◆ **TASK TO CARRY OUT**
Write out the whole listing exactly as it is written below.

|---|

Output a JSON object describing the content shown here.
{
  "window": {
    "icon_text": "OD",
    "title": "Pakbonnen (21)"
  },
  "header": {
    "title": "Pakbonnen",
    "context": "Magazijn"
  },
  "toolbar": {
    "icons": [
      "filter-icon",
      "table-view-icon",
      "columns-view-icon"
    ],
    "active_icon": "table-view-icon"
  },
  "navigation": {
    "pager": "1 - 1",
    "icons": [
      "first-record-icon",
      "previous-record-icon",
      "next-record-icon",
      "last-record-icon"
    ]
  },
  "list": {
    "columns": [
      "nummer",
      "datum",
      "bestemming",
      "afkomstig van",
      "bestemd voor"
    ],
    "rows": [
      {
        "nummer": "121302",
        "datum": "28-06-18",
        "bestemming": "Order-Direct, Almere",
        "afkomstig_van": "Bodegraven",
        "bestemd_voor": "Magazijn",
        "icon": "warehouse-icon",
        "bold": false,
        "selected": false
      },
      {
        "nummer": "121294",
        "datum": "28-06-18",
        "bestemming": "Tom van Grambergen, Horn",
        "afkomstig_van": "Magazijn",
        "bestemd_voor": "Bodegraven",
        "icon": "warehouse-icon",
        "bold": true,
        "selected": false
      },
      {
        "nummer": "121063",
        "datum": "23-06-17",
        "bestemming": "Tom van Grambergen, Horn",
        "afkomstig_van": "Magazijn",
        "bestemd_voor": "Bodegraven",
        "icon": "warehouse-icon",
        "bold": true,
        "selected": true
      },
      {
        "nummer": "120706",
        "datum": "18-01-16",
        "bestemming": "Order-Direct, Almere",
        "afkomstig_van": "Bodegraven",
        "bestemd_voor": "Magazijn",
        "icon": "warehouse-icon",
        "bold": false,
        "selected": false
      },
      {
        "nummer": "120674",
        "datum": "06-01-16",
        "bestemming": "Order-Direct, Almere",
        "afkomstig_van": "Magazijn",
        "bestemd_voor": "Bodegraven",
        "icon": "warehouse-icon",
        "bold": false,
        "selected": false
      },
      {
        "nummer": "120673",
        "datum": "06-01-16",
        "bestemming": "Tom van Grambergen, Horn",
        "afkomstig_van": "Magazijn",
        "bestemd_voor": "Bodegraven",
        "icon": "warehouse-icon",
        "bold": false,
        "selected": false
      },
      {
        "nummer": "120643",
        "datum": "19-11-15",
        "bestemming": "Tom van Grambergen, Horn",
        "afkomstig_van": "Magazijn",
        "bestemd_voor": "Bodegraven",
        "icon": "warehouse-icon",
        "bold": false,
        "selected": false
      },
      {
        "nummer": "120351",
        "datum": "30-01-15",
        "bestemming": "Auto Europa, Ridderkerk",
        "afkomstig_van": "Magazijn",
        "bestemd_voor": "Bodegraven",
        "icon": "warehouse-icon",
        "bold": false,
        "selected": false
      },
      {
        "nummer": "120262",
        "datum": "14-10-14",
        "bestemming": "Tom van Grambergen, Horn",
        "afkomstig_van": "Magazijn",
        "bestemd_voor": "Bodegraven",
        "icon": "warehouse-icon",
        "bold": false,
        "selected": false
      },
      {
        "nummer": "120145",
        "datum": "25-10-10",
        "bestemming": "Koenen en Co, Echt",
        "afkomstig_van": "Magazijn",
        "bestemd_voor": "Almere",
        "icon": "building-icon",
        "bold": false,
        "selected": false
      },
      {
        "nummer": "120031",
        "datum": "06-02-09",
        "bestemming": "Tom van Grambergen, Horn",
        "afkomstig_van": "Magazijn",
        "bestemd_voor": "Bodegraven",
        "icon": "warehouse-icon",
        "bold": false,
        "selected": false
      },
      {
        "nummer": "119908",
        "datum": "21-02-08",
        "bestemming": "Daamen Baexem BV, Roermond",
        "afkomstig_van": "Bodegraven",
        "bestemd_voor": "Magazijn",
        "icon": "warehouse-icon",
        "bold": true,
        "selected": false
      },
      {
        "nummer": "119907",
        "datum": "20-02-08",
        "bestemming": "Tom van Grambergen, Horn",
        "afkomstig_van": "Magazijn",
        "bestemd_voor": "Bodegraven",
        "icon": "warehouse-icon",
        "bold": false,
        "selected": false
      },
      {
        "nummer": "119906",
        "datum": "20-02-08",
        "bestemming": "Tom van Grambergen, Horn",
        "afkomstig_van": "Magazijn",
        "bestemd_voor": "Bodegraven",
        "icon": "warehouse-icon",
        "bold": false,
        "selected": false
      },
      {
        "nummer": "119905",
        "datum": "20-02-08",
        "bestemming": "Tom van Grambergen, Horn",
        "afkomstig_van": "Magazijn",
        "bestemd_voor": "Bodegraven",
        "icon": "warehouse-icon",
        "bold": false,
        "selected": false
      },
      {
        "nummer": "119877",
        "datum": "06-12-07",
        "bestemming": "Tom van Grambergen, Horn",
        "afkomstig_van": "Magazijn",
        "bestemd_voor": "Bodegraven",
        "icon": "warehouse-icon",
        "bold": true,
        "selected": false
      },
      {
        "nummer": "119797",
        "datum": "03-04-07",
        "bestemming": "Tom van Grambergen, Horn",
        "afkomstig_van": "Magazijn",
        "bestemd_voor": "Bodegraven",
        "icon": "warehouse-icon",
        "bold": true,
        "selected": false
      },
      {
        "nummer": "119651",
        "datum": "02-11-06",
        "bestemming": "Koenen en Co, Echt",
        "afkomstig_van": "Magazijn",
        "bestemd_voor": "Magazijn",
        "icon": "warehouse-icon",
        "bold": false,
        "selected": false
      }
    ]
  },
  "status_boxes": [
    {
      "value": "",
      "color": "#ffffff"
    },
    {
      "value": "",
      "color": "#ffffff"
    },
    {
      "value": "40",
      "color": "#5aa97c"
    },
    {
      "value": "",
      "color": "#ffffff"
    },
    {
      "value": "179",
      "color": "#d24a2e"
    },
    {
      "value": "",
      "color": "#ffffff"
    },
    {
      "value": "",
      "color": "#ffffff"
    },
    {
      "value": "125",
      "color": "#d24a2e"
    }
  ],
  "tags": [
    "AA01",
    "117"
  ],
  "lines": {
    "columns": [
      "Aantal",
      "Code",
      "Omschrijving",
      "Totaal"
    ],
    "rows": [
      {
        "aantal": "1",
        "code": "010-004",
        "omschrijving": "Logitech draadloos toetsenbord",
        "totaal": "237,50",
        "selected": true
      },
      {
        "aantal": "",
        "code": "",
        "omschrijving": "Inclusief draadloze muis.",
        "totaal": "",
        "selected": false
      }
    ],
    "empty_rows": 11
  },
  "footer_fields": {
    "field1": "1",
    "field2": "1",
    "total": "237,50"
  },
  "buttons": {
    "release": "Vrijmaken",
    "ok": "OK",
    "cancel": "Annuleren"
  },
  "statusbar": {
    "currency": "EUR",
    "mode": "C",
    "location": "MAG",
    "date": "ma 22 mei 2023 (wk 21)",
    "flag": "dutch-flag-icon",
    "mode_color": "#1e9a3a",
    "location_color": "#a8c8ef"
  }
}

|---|

◆ **FINISHED TASK**
Output a JSON object describing the content shown here.
{
  "window": {
    "icon_text": "OD",
    "title": "Pakbonnen (21)"
  },
  "header": {
    "title": "Pakbonnen",
    "context": "Magazijn"
  },
  "toolbar": {
    "icons": [
      "filter-icon",
      "table-view-icon",
      "columns-view-icon"
    ],
    "active_icon": "table-view-icon"
  },
  "navigation": {
    "pager": "1 - 1",
    "icons": [
      "first-record-icon",
      "previous-record-icon",
      "next-record-icon",
      "last-record-icon"
    ]
  },
  "list": {
    "columns": [
      "nummer",
      "datum",
      "bestemming",
      "afkomstig van",
      "bestemd voor"
    ],
    "rows": [
      {
        "nummer": "121302",
        "datum": "28-06-18",
        "bestemming": "Order-Direct, Almere",
        "afkomstig_van": "Bodegraven",
        "bestemd_voor": "Magazijn",
        "icon": "warehouse-icon",
        "bold": false,
        "selected": false
      },
      {
        "nummer": "121294",
        "datum": "28-06-18",
        "bestemming": "Tom van Grambergen, Horn",
        "afkomstig_van": "Magazijn",
        "bestemd_voor": "Bodegraven",
        "icon": "warehouse-icon",
        "bold": true,
        "selected": false
      },
      {
        "nummer": "121063",
        "datum": "23-06-17",
        "bestemming": "Tom van Grambergen, Horn",
        "afkomstig_van": "Magazijn",
        "bestemd_voor": "Bodegraven",
        "icon": "warehouse-icon",
        "bold": true,
        "selected": true
      },
      {
        "nummer": "120706",
        "datum": "18-01-16",
        "bestemming": "Order-Direct, Almere",
        "afkomstig_van": "Bodegraven",
        "bestemd_voor": "Magazijn",
        "icon": "warehouse-icon",
        "bold": false,
        "selected": false
      },
      {
        "nummer": "120674",
        "datum": "06-01-16",
        "bestemming": "Order-Direct, Almere",
        "afkomstig_van": "Magazijn",
        "bestemd_voor": "Bodegraven",
        "icon": "warehouse-icon",
        "bold": false,
        "selected": false
      },
      {
        "nummer": "120673",
        "datum": "06-01-16",
        "bestemming": "Tom van Grambergen, Horn",
        "afkomstig_van": "Magazijn",
        "bestemd_voor": "Bodegraven",
        "icon": "warehouse-icon",
        "bold": false,
        "selected": false
      },
      {
        "nummer": "120643",
        "datum": "19-11-15",
        "bestemming": "Tom van Grambergen, Horn",
        "afkomstig_van": "Magazijn",
        "bestemd_voor": "Bodegraven",
        "icon": "warehouse-icon",
        "bold": false,
        "selected": false
      },
      {
        "nummer": "120351",
        "datum": "30-01-15",
        "bestemming": "Auto Europa, Ridderkerk",
        "afkomstig_van": "Magazijn",
        "bestemd_voor": "Bodegraven",
        "icon": "warehouse-icon",
        "bold": false,
        "selected": false
      },
      {
        "nummer": "120262",
        "datum": "14-10-14",
        "bestemming": "Tom van Grambergen, Horn",
        "afkomstig_van": "Magazijn",
        "bestemd_voor": "Bodegraven",
        "icon": "warehouse-icon",
        "bold": false,
        "selected": false
      },
      {
        "nummer": "120145",
        "datum": "25-10-10",
        "bestemming": "Koenen en Co, Echt",
        "afkomstig_van": "Magazijn",
        "bestemd_voor": "Almere",
        "icon": "building-icon",
        "bold": false,
        "selected": false
      },
      {
        "nummer": "120031",
        "datum": "06-02-09",
        "bestemming": "Tom van Grambergen, Horn",
        "afkomstig_van": "Magazijn",
        "bestemd_voor": "Bodegraven",
        "icon": "warehouse-icon",
        "bold": false,
        "selected": false
      },
      {
        "nummer": "119908",
        "datum": "21-02-08",
        "bestemming": "Daamen Baexem BV, Roermond",
        "afkomstig_van": "Bodegraven",
        "bestemd_voor": "Magazijn",
        "icon": "warehouse-icon",
        "bold": true,
        "selected": false
      },
      {
        "nummer": "119907",
        "datum": "20-02-08",
        "bestemming": "Tom van Grambergen, Horn",
        "afkomstig_van": "Magazijn",
        "bestemd_voor": "Bodegraven",
        "icon": "warehouse-icon",
        "bold": false,
        "selected": false
      },
      {
        "nummer": "119906",
        "datum": "20-02-08",
        "bestemming": "Tom van Grambergen, Horn",
        "afkomstig_van": "Magazijn",
        "bestemd_voor": "Bodegraven",
        "icon": "warehouse-icon",
        "bold": false,
        "selected": false
      },
      {
        "nummer": "119905",
        "datum": "20-02-08",
        "bestemming": "Tom van Grambergen, Horn",
        "afkomstig_van": "Magazijn",
        "bestemd_voor": "Bodegraven",
        "icon": "warehouse-icon",
        "bold": false,
        "selected": false
      },
      {
        "nummer": "119877",
        "datum": "06-12-07",
        "bestemming": "Tom van Grambergen, Horn",
        "afkomstig_van": "Magazijn",
        "bestemd_voor": "Bodegraven",
        "icon": "warehouse-icon",
        "bold": true,
        "selected": false
      },
      {
        "nummer": "119797",
        "datum": "03-04-07",
        "bestemming": "Tom van Grambergen, Horn",
        "afkomstig_van": "Magazijn",
        "bestemd_voor": "Bodegraven",
        "icon": "warehouse-icon",
        "bold": true,
        "selected": false
      },
      {
        "nummer": "119651",
        "datum": "02-11-06",
        "bestemming": "Koenen en Co, Echt",
        "afkomstig_van": "Magazijn",
        "bestemd_voor": "Magazijn",
        "icon": "warehouse-icon",
        "bold": false,
        "selected": false
      }
    ]
  },
  "status_boxes": [
    {
      "value": "",
      "color": "#ffffff"
    },
    {
      "value": "",
      "color": "#ffffff"
    },
    {
      "value": "40",
      "color": "#5aa97c"
    },
    {
      "value": "",
      "color": "#ffffff"
    },
    {
      "value": "179",
      "color": "#d24a2e"
    },
    {
      "value": "",
      "color": "#ffffff"
    },
    {
      "value": "",
      "color": "#ffffff"
    },
    {
      "value": "125",
      "color": "#d24a2e"
    }
  ],
  "tags": [
    "AA01",
    "117"
  ],
  "lines": {
    "columns": [
      "Aantal",
      "Code",
      "Omschrijving",
      "Totaal"
    ],
    "rows": [
      {
        "aantal": "1",
        "code": "010-004",
        "omschrijving": "Logitech draadloos toetsenbord",
        "totaal": "237,50",
        "selected": true
      },
      {
        "aantal": "",
        "code": "",
        "omschrijving": "Inclusief draadloze muis.",
        "totaal": "",
        "selected": false
      }
    ],
    "empty_rows": 11
  },
  "footer_fields": {
    "field1": "1",
    "field2": "1",
    "total": "237,50"
  },
  "buttons": {
    "release": "Vrijmaken",
    "ok": "OK",
    "cancel": "Annuleren"
  },
  "statusbar": {
    "currency": "EUR",
    "mode": "C",
    "location": "MAG",
    "date": "ma 22 mei 2023 (wk 21)",
    "flag": "dutch-flag-icon",
    "mode_color": "#1e9a3a",
    "location_color": "#a8c8ef"
  }
}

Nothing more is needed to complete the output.